Do you have any thoughts on installing 1/4″ laminated glass in steel frames that were designed for 1/8″. In considering doing this for accoustics and safety. Frames are prolly 1950’s.
Hi i Brian lm working on a old metal prymide sky light window it leaks where the glass meets in the middle. Can the glaze brake down on the under side where the glass sits against the frame. Can the glass be removed and install new putty around frame and then reinstall window thanks Brian.
Question: are you using the same glazing you would use in a wooden window, or is there a special glazing specifically for metal framed windows?
I use either my own brand Austin’s Glazier’s Putty or Sarco DualGlaze, both of which you can find in the store on my site.
If installing the spring clips were as simple as sticking them in the hole no one would ask how they are installed. A little more information would identify who actually understands the question.
Understanding how something is installed and developing the dexterity to do it smoothly are two different things.
I have a contractor restoring a 90 year old building with over 1000 panes of glass in steel window frames. We removed all glass and putty, had the frames sandblasted down to bare metal, primed and painted. Now ready to set the new glass in the openings. I need some advise there. Our frames don’t have holes for spring clips. The glass sets from the inside so if we did apply putty it would all be on the inside face. We are using a prefinished metal glass stop. What do we need to use to set these windows to keep from leaking and holding them securely in place.
I’m surprised they don’t have the holes for spring clips since even on industrial windows like that there were usually clips. You can look at using butyl tape to bed the glass in to keep water out and the metal glass stop could be bed in a polyurethane sealant. Not easily reversible, but should provide good performance.

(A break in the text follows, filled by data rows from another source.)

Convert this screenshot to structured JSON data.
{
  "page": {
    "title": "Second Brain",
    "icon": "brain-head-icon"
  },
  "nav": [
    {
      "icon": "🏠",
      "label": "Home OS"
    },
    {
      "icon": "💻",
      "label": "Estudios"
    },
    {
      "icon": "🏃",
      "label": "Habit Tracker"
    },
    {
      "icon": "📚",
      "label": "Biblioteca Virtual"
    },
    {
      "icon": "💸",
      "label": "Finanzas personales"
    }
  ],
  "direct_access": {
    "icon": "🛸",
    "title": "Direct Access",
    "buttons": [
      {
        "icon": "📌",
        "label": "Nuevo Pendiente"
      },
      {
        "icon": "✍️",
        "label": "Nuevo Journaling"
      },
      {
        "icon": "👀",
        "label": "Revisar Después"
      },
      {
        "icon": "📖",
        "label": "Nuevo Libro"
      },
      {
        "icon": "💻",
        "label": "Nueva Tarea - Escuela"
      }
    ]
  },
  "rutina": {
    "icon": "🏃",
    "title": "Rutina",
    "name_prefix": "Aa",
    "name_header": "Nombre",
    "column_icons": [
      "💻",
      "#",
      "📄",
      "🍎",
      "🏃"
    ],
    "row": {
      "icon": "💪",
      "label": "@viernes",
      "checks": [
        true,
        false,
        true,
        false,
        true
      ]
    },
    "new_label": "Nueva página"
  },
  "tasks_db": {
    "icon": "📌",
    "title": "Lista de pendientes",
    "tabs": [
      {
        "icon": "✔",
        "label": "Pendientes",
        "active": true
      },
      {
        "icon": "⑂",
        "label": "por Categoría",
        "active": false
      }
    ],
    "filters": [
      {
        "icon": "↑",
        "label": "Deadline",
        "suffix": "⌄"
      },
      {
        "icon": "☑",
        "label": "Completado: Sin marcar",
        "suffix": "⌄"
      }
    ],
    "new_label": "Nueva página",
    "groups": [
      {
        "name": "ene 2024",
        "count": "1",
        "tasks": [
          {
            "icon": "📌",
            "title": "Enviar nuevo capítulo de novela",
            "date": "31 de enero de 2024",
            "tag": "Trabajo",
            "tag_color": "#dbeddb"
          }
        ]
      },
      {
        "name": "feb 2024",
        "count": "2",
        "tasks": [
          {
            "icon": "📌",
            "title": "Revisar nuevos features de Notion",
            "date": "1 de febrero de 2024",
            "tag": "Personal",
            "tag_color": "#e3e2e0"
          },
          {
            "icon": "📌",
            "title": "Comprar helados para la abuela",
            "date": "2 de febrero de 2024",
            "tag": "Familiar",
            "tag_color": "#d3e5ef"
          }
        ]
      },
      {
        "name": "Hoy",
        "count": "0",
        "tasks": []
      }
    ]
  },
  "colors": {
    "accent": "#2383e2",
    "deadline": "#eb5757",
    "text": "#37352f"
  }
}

The trickiest part of replacing broken glass panes in steel-casement windows is getting replacement glass that s sized exactly right.
Hi, I have the same question as Ellen McGuffie, how to fit the spring clips in a metal frame window. Can you please advise.
There is a small hole in each frame to accommodate at least 2 spring clips.
I have a question. We have steel casement windows from about 1930. Three of our windows are huge, with 42 panes of glass apiece. In those there are two 8-page casement windows beneath two awning-style windows that contain 4 panes apiece. The rest are all stationary.
We hope to reglaze in the future. Right now, can’t afford that. Just repairing, scraping old paint, applying rust destroyer, primer, new paint. I haven’t encountered any of those metal spring clips. Seems like only the glazing compound is holding the glass in.
How does one use these spring clips? they are easy to find online, but I can’t find any instructions about them anywhere.
My son and I are making wooden storms for my 1925 bungalow in Oldsmar Florida. Would you ever consider using Lexan or some other type of plexiglass for the glazing to make the windows more storm proof and to protect the original glass in the double hung windows?
Plexiglass or acrylic doesn’t do well when exposed to the elements for a while. I would use standard glass before plexi especially in the harsh climate of Florida.
I used it to replace a pane in an old wood French style window 20 years ago. I used Lexel as the adhesive and it worked fantastic. Still good and no problems or discolorations in a direct south facing window.
Wow, I didn’t know I would need to do so much prep work to replace the glass on steel windows. I don’t even know if there is any lead present on the frame! If you have to do this much to replace window glass, then I think that I’ll just find a professional instead. Unfortunately I don’t have the time to do all of this!
It can seem like a lot especially in writing but it’s really not that bad. A professional is always easier though and you can do something you enjoy while they work!